There’s Nothing Boring About Routines
My life is full of routines. Meditation every morning. Same breakfast. A walk on the beach once a week. Gardening is a constant: weeding, re-arranging, cleaning. In July-August, when the figs are ripe and are falling on the ground like crazy, we need to pick them up at least twice a day. There’s nothing mundane or boring about these routines; in fact, they fill my life with inspiration. They are relaxing and anchoring. It makes sense. Babies and little kids thrive on routines —
a fixed schedule alleviates anxiety and gives them a sense of security. Predictable is comforting.
As adults, we sort of have to re-learn what came so naturally at first. UC Berkeley offers a free online “The Science of Happiness” class. Yale has something similar. Both courses suggest “strategies for achieving social and emotional well-being.”
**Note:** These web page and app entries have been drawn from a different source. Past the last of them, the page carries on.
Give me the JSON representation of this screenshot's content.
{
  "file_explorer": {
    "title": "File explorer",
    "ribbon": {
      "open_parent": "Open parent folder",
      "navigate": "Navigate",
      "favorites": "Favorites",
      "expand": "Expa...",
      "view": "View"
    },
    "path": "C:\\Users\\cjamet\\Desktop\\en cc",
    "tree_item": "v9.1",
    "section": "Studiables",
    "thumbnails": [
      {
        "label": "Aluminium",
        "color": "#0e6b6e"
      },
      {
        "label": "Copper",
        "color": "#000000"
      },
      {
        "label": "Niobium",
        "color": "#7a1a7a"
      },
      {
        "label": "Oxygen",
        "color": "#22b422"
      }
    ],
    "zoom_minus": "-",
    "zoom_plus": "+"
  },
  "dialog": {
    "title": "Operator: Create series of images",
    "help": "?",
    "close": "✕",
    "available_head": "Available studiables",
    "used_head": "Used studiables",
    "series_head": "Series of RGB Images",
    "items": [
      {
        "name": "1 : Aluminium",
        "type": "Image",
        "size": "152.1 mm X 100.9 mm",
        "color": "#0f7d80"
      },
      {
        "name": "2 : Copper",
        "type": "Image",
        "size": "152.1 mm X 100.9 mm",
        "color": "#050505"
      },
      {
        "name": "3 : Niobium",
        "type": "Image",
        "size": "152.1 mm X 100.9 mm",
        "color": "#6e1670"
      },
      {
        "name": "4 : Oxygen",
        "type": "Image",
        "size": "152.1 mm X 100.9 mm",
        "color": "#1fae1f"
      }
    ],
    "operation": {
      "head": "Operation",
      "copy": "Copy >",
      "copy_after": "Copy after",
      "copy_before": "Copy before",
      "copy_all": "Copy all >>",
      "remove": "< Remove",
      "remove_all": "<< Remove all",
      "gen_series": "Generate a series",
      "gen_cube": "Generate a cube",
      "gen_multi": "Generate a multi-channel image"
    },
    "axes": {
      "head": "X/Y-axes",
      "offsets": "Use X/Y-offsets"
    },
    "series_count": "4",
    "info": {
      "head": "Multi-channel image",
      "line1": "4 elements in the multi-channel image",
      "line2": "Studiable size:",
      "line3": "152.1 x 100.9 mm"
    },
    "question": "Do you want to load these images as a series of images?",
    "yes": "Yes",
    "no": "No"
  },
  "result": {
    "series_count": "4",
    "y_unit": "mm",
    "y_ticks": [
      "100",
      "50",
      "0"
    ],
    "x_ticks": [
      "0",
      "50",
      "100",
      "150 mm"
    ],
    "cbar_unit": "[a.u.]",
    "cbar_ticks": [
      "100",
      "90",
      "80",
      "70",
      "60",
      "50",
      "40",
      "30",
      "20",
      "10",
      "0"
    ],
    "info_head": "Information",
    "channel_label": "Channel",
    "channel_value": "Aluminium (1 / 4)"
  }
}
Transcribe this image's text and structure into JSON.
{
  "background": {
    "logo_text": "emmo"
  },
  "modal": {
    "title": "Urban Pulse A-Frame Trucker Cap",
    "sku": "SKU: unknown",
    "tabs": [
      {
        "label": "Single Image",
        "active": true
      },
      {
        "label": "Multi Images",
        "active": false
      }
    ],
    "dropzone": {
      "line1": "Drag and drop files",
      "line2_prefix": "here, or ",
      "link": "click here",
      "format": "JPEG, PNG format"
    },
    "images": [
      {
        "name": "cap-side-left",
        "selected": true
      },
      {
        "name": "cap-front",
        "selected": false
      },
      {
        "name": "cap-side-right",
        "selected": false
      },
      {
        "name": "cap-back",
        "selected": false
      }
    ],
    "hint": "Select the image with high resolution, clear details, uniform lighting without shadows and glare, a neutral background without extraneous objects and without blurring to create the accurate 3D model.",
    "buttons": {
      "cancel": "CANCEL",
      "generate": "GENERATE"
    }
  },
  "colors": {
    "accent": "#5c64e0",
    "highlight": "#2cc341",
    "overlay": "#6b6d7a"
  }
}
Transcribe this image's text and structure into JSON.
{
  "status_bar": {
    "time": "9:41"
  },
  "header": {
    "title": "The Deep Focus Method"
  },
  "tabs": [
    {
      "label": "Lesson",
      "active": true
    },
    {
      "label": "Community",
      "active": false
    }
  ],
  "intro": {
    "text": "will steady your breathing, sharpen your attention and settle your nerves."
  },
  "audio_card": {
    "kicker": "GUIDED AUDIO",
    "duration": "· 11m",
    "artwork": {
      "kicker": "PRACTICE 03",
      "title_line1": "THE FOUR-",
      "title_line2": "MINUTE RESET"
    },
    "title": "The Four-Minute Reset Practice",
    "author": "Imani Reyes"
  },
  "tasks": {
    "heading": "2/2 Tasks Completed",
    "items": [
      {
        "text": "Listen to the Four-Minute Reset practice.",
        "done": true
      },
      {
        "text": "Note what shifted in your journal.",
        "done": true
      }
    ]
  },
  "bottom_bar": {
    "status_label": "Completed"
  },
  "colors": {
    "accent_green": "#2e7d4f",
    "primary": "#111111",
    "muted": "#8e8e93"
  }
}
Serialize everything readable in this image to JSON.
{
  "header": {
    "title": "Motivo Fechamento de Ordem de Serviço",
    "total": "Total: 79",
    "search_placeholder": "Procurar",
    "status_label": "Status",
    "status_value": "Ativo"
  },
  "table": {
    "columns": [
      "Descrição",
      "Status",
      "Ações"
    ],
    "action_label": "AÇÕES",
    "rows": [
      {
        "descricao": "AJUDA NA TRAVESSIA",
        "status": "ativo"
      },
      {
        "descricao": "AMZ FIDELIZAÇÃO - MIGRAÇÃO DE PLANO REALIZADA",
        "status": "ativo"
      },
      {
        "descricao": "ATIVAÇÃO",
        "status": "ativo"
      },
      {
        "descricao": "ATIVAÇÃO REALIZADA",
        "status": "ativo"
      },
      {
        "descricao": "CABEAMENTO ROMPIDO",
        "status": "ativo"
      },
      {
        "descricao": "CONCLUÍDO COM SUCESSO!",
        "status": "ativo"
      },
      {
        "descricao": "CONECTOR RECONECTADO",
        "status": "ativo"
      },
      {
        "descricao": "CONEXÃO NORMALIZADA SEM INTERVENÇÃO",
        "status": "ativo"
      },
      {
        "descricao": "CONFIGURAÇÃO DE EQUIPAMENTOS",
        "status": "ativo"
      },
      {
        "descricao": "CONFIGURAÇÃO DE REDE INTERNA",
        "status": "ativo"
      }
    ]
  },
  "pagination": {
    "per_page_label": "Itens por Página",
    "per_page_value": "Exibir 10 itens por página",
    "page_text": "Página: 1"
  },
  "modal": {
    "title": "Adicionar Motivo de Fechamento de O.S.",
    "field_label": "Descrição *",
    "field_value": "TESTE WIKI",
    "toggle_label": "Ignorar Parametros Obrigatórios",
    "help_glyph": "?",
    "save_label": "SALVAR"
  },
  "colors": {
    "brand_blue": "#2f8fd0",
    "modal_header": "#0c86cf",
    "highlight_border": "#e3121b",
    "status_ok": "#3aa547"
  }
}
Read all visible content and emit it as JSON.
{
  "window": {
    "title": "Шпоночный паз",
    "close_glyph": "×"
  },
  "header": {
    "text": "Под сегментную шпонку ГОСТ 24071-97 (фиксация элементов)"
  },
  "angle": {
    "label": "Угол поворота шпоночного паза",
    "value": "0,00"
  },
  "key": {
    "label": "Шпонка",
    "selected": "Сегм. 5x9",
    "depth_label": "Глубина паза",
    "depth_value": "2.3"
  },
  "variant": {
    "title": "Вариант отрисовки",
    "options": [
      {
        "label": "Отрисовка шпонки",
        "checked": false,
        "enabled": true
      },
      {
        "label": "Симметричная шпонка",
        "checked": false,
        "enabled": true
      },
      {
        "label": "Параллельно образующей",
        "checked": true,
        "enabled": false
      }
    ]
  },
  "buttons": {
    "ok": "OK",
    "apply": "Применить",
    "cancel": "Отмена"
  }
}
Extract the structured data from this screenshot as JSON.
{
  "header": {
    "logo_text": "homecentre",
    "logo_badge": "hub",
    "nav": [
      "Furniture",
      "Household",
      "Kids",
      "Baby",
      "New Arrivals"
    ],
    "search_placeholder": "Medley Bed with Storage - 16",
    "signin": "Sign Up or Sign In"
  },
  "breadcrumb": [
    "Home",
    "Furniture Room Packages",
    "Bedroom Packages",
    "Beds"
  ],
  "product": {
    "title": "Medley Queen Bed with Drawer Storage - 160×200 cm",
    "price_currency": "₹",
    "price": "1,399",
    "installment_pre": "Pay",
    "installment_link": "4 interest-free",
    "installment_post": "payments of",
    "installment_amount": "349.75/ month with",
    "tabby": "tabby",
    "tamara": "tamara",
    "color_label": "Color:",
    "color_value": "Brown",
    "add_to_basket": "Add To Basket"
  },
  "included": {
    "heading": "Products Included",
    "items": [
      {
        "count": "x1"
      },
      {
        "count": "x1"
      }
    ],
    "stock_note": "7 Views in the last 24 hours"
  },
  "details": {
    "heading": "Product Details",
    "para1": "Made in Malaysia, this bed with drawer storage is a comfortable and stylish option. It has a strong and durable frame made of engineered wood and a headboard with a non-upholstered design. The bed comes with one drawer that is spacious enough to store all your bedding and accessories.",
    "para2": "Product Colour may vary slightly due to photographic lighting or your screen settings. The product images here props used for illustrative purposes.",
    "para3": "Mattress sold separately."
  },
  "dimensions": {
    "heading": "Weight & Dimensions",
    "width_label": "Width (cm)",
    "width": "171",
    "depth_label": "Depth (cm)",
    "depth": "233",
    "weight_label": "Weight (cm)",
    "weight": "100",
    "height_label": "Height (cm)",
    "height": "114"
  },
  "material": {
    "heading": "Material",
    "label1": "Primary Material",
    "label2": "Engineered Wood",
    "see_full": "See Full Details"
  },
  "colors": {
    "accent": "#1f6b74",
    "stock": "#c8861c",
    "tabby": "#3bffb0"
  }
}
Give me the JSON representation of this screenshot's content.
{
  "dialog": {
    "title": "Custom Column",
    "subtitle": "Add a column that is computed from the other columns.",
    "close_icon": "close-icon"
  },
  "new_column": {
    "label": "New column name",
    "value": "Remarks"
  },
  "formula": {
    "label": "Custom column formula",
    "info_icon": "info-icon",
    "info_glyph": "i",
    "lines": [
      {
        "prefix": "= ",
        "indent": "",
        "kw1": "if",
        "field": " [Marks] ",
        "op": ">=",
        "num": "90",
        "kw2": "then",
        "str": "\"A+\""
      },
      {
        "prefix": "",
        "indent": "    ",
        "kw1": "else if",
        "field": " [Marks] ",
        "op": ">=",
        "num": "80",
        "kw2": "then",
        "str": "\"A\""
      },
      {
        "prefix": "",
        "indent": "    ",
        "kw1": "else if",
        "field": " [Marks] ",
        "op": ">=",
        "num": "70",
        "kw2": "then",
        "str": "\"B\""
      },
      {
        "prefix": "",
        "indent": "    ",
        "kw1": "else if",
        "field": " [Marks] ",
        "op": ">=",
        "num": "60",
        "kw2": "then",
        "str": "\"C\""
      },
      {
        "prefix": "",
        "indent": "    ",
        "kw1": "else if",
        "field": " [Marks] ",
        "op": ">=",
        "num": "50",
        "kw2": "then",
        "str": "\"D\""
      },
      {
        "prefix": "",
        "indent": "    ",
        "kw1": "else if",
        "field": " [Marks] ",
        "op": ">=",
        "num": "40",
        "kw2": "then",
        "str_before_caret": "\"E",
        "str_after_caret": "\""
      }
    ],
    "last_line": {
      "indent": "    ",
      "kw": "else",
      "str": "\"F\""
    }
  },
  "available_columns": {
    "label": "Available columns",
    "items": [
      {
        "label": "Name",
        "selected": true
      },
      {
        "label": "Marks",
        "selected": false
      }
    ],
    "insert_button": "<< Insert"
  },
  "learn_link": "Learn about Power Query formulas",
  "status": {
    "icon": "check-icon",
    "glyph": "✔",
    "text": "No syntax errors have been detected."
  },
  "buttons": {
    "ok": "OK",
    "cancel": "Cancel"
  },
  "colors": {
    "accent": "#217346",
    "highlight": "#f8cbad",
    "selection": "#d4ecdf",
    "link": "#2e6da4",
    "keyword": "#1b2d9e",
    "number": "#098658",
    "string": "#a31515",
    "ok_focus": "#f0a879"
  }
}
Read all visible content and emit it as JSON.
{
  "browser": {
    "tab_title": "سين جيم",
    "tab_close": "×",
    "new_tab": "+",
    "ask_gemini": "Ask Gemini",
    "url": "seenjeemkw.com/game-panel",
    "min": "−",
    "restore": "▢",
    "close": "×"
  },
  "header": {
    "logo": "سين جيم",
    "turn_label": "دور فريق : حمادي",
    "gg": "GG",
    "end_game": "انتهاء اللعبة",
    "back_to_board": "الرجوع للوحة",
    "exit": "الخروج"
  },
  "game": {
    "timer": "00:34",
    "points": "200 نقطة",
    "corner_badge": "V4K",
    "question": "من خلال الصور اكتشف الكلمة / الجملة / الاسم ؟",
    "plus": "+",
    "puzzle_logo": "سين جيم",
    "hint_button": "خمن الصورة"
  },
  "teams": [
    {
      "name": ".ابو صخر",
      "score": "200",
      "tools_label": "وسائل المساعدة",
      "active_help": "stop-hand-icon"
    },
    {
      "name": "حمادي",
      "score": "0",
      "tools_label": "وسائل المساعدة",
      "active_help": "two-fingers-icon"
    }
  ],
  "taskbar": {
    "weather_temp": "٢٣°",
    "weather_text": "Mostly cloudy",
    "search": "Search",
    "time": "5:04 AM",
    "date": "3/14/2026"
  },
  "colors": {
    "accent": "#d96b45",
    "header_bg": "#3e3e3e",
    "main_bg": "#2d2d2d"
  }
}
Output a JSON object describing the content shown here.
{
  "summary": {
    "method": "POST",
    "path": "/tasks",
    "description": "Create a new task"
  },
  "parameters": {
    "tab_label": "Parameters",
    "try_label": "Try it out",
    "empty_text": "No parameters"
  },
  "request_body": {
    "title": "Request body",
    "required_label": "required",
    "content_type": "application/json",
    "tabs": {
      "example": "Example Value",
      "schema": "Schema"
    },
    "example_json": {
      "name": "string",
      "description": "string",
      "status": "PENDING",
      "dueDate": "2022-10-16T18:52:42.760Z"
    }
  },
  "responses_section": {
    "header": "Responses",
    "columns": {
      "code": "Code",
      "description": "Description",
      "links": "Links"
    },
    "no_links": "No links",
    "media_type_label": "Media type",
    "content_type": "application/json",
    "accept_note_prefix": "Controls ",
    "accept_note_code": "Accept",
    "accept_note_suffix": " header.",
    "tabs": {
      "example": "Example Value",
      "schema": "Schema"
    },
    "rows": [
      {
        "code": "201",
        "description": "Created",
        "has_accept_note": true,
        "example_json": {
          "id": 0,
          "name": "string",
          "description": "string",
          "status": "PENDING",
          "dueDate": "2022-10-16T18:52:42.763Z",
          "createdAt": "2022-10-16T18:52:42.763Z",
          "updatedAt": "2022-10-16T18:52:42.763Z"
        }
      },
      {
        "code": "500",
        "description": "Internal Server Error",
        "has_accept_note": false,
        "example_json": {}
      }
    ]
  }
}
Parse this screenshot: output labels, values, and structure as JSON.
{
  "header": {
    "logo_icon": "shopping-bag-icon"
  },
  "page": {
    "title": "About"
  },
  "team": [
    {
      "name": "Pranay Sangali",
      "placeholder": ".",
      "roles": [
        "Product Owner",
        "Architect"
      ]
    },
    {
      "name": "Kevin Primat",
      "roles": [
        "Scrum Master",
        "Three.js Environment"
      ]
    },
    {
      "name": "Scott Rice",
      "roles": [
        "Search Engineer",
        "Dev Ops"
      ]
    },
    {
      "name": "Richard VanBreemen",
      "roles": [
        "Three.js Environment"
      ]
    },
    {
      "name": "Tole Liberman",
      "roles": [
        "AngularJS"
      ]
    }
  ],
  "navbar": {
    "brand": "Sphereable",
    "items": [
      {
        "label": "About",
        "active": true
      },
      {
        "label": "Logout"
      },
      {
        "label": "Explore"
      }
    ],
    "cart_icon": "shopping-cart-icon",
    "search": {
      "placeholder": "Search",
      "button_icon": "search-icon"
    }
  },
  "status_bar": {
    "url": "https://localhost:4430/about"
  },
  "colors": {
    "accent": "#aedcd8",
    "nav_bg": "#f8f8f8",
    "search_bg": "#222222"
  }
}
Thankfully, I can rely on my routines to keep me happy. They boost my mood and energy, uplifting me. A slow-pace, as opposed to a jet-setting, lifestyle makes me self-aware.
With routines in place, there’s no need to re-invent the wheel every day trying to come up with something new and entertaining. Because routines can have variety built into them.
For instance, one of my family’s weekend routines is a hike in Temescal Canyon. While mindfully engaging with the meandering path and feeling in command of the day, I immerse myself in the moment. I keep my alert senses wide open, soak in the transient sights, the aromas, the sounds. And nurture them within. The truth is, it feels different each time even if it’s the same hike. And as such, the process of looking around, noticing ever-changing details is extremely enjoyable.
I am echoing a point of view in a wonderful book by Alexandra Horowitz On Looking: Eleven Walks with Expert Eyes. It’s a description of eleven walks around a city block with eleven different “experts” that help the author see it in a completely new way every single time.
There’s nothing conventional or robot-like about me. Yet, I embrace routines habitually. The reason is that they afford the time to really pay attention and see the goodness all around. They help me achieve equilibrium.